The authors range from major novelists (Eliot, Trollope, James, Stevenson) to the scintillating A. Nonymous. The dates cover 1848 to 1884. The essays are diverse but not comprehensive. A story emerges, a debate takes place. Are novels good or bad? Meaning, novels as a whole – should one waste any time reading novels – and specific novels. Perhaps Charlotte Brontë is bad for you and George Eliot is good for you. Not that this debate has entirely ended, but we know which side won. The Victorian Art of Fiction helped me see the path of the argument. . . .

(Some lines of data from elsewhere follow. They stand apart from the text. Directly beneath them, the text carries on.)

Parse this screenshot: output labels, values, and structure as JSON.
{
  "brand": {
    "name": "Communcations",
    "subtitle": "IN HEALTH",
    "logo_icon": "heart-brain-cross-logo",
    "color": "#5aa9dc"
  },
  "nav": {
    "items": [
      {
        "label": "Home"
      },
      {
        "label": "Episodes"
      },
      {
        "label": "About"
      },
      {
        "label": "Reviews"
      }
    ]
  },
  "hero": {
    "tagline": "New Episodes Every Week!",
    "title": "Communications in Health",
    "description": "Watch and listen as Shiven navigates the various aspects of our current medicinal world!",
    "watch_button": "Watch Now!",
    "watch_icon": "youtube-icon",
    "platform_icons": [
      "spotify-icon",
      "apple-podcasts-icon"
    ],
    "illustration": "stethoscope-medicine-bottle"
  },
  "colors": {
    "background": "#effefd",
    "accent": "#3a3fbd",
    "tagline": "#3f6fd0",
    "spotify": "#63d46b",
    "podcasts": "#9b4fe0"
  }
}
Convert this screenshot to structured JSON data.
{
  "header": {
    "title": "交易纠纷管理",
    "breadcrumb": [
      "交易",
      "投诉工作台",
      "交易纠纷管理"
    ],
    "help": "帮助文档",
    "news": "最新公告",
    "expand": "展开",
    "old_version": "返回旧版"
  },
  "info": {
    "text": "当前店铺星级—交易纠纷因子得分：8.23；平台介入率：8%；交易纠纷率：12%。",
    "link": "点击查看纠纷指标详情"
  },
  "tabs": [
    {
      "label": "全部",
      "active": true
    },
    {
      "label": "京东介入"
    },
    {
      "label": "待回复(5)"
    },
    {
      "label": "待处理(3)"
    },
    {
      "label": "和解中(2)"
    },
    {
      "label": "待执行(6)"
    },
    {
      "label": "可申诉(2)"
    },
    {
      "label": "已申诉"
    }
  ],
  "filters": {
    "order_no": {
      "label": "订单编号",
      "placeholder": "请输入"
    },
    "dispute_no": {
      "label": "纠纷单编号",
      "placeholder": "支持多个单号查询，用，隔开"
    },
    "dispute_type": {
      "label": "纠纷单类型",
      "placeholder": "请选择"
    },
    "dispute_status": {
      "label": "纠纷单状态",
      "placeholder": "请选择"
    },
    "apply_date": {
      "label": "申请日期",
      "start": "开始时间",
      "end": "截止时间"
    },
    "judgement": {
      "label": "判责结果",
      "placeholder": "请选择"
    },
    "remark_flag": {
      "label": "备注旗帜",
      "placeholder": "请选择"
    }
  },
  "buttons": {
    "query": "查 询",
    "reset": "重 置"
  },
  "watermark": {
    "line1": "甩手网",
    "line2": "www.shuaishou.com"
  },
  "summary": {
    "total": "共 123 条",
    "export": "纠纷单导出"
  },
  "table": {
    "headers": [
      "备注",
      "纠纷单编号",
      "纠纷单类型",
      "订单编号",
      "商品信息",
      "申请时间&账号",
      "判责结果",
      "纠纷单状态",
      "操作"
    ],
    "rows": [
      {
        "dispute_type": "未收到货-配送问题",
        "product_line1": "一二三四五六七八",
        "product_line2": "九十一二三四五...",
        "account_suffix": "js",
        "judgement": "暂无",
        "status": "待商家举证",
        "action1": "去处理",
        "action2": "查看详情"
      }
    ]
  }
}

The essays often work in pairs. They are chronological, so Rohan will have to tell us how that worked. George Eliot’s sly “Silly Novels by Lady Novelists” (1856) is followed by W. R. Greg’s “False Morality of Lady Novelists” (1859), who at first sounds as bad as his title, but improves. Anthony Trollope’s celebratory, even valedictory, “Novel-Reading” (1879) is followed by John Ruskin’s scathing, hilarious, utterly bonkers “Fiction – Fair and Foul” (1880), which functions in this anthology as the final scream of the “novels rot your brain” argument. And we end with Henry James and Robert Louis Stevenson civilly discussing what the novel can do (anything) and how, exactly, it can do it (now there’s the difficulty), two master craftsmen who could not take the novel more seriously. They win.
I spent such a long time deliberating over what to include in the collection (of course, it was literally impossible to survey all the possibilities!) and then laboriously, and no doubt imperfectly, editing and annotating them, that by the time the book finally appeared in print I had lost any sense of perspective about how interesting the essays were and why, so I’m really looking forward to seeing what stands out to fresh eyes. I am glad, already, to see that the selections communicate the sense of ongoing debates–and that ‘Amateur Reader’ enjoys, as I did, the remarkable variety and often wild idiosyncrasy of the voices in them.